If you find a combination of settings that gives you the magic "0" reading on your meter (which means the photo should be exposed properly), and then you want to change the aperture value to get more depth of field, it's fine -all you have to do is some elementary math:
You may have heard of a "stop" of light? That's what those numbers on your exposure meter are -"stops" of light.
(Your exposure meter looks like this: [-2...-1...0..+1..+2] although Nikon flips the numbers around.)
The handy thing about measuring light in "stops" is the fact that when you half or double the number you use for ISO, aperture, or shutter speed -that's a "stop". So, in this example, if you remove a "stop" of light by using f/8 instead of f/4 your photo will come out too dark (at -1 on your exposure meter). But, by doubling the shutter speed to ADD a stop, you'll be back at "0" (correct exposure)! But if we want f/16, then you're doubling the number twice, so we have to half the shutter speed twice, which gives us 1/250 at f/16.
All you have to remember is how the settings effect the light that hits your film or sensor:
* Shutter speed: you gain a stop of light by halving the shutter speed.
* Aperture: you gain TWO stops of light by halving the number.
* ISO: you gain a stop of light by doubling your ISO.
So, as an example assuming your ISO is set to 100 and doesn't change, 1/1000th at f/4 would be the same as all of the following:
* 1/500 at f/5.6
* 1/250 at f/8
* 1/125 at f/11
* 1/60 at f/16
* 1/30 at f/22
...if you wanted a shutter speed of 1/15 you can't double your aperture to 1/32 -that setting isn't available on most lenses.
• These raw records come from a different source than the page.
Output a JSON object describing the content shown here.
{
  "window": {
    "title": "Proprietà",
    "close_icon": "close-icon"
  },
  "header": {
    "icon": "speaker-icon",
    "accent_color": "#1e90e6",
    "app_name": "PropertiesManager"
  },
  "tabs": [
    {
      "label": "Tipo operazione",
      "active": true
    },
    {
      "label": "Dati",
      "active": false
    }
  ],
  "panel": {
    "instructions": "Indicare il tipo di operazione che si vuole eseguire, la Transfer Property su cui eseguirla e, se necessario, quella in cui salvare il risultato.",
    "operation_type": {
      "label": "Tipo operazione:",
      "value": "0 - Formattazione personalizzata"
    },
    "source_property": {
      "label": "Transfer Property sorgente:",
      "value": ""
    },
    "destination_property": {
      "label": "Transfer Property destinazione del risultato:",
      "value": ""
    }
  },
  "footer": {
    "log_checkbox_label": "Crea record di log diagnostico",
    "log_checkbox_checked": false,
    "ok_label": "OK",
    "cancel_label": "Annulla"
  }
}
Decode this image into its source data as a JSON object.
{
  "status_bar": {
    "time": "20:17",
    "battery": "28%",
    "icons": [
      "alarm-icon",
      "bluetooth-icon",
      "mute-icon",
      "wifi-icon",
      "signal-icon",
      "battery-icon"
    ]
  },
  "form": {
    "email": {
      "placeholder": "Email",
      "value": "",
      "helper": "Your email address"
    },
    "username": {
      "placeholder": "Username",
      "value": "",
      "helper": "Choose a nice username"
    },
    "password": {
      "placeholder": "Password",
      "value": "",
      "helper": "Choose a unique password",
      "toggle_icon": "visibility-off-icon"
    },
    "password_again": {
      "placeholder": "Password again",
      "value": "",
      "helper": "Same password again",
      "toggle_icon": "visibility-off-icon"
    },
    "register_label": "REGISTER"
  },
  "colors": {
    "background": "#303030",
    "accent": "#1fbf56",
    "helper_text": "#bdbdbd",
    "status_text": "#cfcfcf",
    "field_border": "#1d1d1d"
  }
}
So, you'd have to get that extra stop of light by doubling your ISO instead.
So, assuming your aperture was set to f/4 and doesn't change, 1/1000 at ISO 800 would be the same as all of the following:
* 1/500 at ISO 400
* 1/250 at ISO 200
* 1/125 at ISO 100
If you're not one for math you could even just count the clicks up from f/4 to f/16, then change the shutter speed down by the same number of clicks to get back to correct exposure. ...the math really isn't hard though.
This may be hard to read and understand, but it's really easy once you do it a few times. A great way to see this for yourself is with this camera simulator:
One reason that you may want to know how to do this is night shots. For exposures longer than 30 seconds, you need to calculate the settings yourself. More info on this can be read in Part II of this article here.